Turkish companies are heavily exposed to the devalued lira, since there is only a small lira bond market in Turkey. Therefore, Turkey’s net corpo- rate foreign currency liabilities are very high at $167bn and bankers say some companies have already started renegotiating loans. For Turkish banks, the rate increase will have a direct impact, hitting both profitability and their balance sheets. In the current environment, banks will be increasingly cautious about who they lend to and how long they lend for, with knock-on effects for the economy, particularly for the construction sector, which has provided many of Turkey’s new jobs in recent years.
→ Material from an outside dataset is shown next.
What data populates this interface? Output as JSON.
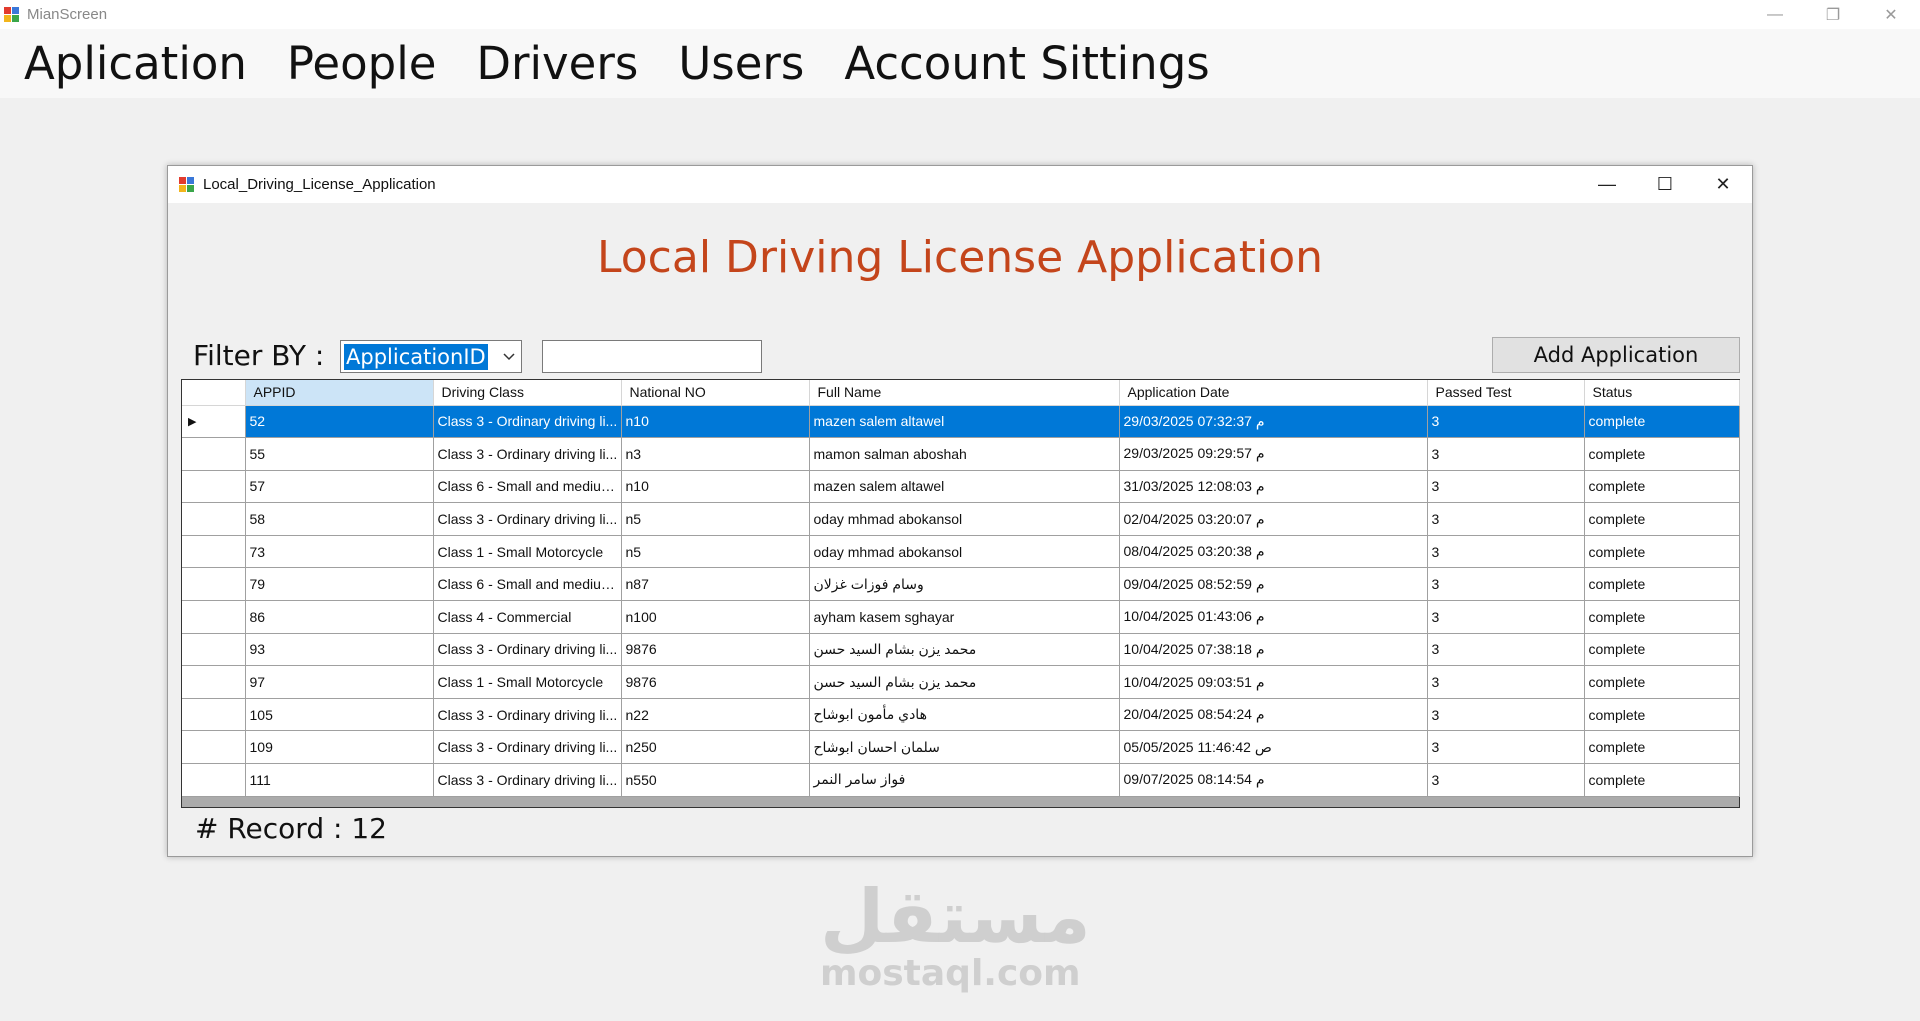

The country’s business climate is unsettled, amid a deepening corruption probe into people close to the government. The head of the largest busi- ness confederation believes foreign investment will be stymied by the ongoing investigations. In the latest developments, two of the original pros- ecutors in the corruption probe were removed from their posts and the assets of a 30-year-old Iranian businessman, accused of bribing Turkish ministers of government, were frozen. Despite general praise for the central bank’s bold move on interest rates, uncertainty will act as a restraint on investors’ willingness to impart fresh cash into the Turkish economy. Turkey’s biggest challenge is its historic reliance on foreign capital inflows to fund its large current account deficit. With some 80% of that deficit financed by short-term capital inflows, dwindling net foreign reserves [$29bn] and the unpredictable political landscape have created more concern.

Concerns of economic/political instability and higher interest rates come at an inopportune time for the Prime Minister, as he and his Justice and Development Party, known as A.K.P., face a series of elections over the coming months. Local elections in March, and especially the contest for the influential post of mayor of Istanbul, will be the first test. Mr. Erdogan is Turkey’s longest-serv- ing prime minister and has been in power for more than a decade. Some analysts say that he is Turkey’s most important leader since Mustafa Kemal Ataturk, the secular founder of modern Turkey. He owes his staying power atop the political system to his stewardship of the economic boom that elevated Turkey to the global stage. Now it appears that the boom is over."

By Byron Shoulton, FCIA’s International Economist

19th Feb 2014
Iraqi Kudistan
Director, Ian Little visited Sulaymaniyah and Erbil to assess a number of development sites for a major client. While much of Iraq has been plunged into the worst sectarian violence since 2008, life in the semi-autonomous region of Kurdistan continues in relative peace. The past year has seen various stand-offs between the government in Erbil and Iraq’s federal government in Baghdad,but the oil-rich Kirkuk province provides great financial opportunity for investors and the Kurdistani governors. Su;aymuniyah's wealth provides exceptional opporttunities for retail, mixed-use and residential development. Watch this space.
3rd Feb 2014
Happy Chinese New Year
Happy Chinese New Year to all our Chinese friends and clients. We welcome the Year of the Horse!
31st Jan 2014